this morning i was thinking about the raven cycle and how fucking incredible it is that it means so much to me. like, i’ve Loved a lot of works of fiction before and since, but i was in such a bad place when i read trc (depressed and failing classes and, i think, in retrospect, having a malnutrition-induced breakdown because i hadn’t been regularly eating more than about 1200-1500 calories a day for a solid year) and having this series reach out to me and make me realize “oh, yeah, things haven’t always been this bad, they’ve been better before and they can be better again” was. fucking life-changing in the purest and most joy-inducing way possible. feels like hope
“I’m like a cat, I’m a very domestic creature. I just want to stay home and take care of people. But I’m also happy with myself and just because I might have a desire to be with someone…that won’t lead me to marry the wrong person. My friend Busy and her husband Marc said, ‘Michelle, you’re in like a blackout zone, everybody is now partnered up and you have to wait for people to start getting divorced.’ Oh my f–king God. Are you kidding me? I’m just sitting around and waiting for marriages to crumble? Oh wow! No!” - Michelle Williams
“We were definitely anticipating some. I think if you have something in a story that can be criticized in some direction, it will be criticized. There is a vast audience and people in some ways now feel almost like it’s their duty to let their opinions be known, and that’s great. That’s part of the world now.… I know the greater story we are telling and why this fits in, where this fits in. The hard thing about it is you can’t say why. You can’t say exactly why you do some of the turns that you take, because you’ll wind up telling details of the story.

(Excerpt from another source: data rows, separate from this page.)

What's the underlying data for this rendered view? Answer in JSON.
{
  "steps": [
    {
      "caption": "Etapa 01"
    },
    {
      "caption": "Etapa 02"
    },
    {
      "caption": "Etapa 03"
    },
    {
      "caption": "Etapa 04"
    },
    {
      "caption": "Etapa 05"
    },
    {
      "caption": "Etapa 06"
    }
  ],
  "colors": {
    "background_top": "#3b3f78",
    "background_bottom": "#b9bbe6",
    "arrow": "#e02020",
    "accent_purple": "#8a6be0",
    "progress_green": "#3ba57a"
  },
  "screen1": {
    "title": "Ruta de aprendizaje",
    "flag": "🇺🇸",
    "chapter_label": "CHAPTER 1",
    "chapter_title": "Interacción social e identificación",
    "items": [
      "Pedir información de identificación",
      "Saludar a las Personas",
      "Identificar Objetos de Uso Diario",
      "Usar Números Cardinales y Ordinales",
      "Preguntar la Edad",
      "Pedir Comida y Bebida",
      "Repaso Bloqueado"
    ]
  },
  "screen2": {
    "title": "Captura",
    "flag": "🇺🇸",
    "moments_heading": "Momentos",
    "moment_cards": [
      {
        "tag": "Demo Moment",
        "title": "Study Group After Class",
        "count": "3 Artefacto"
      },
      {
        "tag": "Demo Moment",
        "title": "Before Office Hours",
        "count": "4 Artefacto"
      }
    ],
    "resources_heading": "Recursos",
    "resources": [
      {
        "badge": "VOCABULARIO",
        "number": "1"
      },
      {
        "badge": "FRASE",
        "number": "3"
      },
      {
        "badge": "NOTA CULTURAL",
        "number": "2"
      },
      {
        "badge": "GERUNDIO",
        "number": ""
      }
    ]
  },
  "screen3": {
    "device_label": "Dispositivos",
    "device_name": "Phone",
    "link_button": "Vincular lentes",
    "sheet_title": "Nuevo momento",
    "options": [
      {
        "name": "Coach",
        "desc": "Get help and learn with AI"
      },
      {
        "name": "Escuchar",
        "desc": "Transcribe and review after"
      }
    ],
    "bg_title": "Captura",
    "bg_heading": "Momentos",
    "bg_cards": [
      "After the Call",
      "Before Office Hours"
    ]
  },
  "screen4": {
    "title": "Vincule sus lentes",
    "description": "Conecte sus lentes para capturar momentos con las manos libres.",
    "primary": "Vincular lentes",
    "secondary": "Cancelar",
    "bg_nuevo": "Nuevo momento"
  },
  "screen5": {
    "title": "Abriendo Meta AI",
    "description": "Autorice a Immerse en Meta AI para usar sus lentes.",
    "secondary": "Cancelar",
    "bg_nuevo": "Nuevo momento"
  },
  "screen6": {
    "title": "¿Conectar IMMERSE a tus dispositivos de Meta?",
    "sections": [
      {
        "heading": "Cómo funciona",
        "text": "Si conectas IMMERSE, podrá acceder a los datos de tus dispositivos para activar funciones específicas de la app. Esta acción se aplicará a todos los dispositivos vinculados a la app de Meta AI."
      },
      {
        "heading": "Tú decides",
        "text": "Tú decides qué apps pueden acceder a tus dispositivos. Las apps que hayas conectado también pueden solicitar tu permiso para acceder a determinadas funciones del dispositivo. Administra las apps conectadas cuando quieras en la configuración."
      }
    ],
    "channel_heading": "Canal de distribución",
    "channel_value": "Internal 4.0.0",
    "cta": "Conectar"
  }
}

“We know why we do what we do and we know that our intentions are good. We know that we care about our audience.… It makes the challenge for us to win those angry people back with a great story that much more important, that much harder, but that’s the business we’re in.… I do want to do right by this audience. I hope to win back or assuage some of the angst.”
OH MY F**KING GOD. If the writers wanted to win angry people back why haven’t they addressed Beth’s death, Team Delusional are still quite a big community, with one or two people joining each day, yet because of the outrage over the finale they defend themselves. We had a petition with 65865 signatures, we got a brief appearance on GMA and we’ve been theorising for over a year and a half, big celebrities like Kate Nash know about us, but TPTB refuse to acknowledge us or even attempt to shut down our community. @bethgreenewarriorprincess@bethgreeneishopeunseen
All kidding aside, these four dudes from the Chicago suburbs don’t seem surprised by their success, but rather that fans are still listening. The group is less humblebrag, more rock #SquadGoals – you know, if #SquadGoals was a remotely rockstar thing to say.
“We’ve played twice for this president [Barack Obama], which is pretty crazy. That’s pretty wild,” Pete said. “I think the craziest thing is that we’re still playing these things – in a great way – like our songs are still on the radio or in some way relevant to pop culture. It’s pretty humbling to see that.”
Prior to Fall Out Boy’s creation, Pete and guitarist Joe Trohman were both involved with bands in Chicago’s hardcore music scene. They started a side project to the group they were already in, Arma Angelus, and after meeting singer Patrick Stump in a bookstore, the trio formed Fall Out Boy. Drummer Andy Hurley joined them full-time in 2003, the same year FOB dropped their major label debut, From Under the Cork Tree. They took a nearly five-year hiatus following their 2008 album, Folie à Deux, returning with Save Rock and Roll in 2013, which hit No. 1 in the U.S.
The musicians transcended beyond the emo-pop punk pack of the early aughts into a successful mainstream rock band with catchy hooks and soaring choruses in a way that few groups have, which included 19 singles charting on Billboard’s Top 100 and a GRAMMY nomination for Best New Artist in 2006. Further proof of their meteoric success is their many big-name collaborations, which over the years and albums have included Elton John, Jay Z and Demi Lovato.
Pete admitted to ETonline that the guys labored over what to do when it came time to call Jay Z’s assistant in order to speak to the rapper.
“We debated for like half an hour, ‘How do you ask for Jay Z?’” Pete recalled.
“Yes, is it, Mr. C?” Patrick asked, laughing, as the media mogul’s real name is Shawn Carter.
“We had this big whole plan, and then we call, and he’s like, 'What up, this is Hov.’ And I was like, 'Oh f**k, he answered the phone!’” Pete continued.
Part of the reason Fall Out Boy continues to resonate with their fans is that innocence, as well as their ability to adapt to the musical climate while never straying from their roots.
“I think it’s a really fun time to be an artist right now, because you can literally do anything as long as it’s authentic to you,” Pete said. "I thought that was great when I saw Diplo and Skrillex do a song with Justin Bieber. I was like, 'Oh my god, this is 2015, and I f**king love a Justin Bieber song.’”
You’re not alone, Pete. You’re not alone.
Pete and Patrick sat down with ETonline last year to talk fans and career milestones. Watch the inteview below.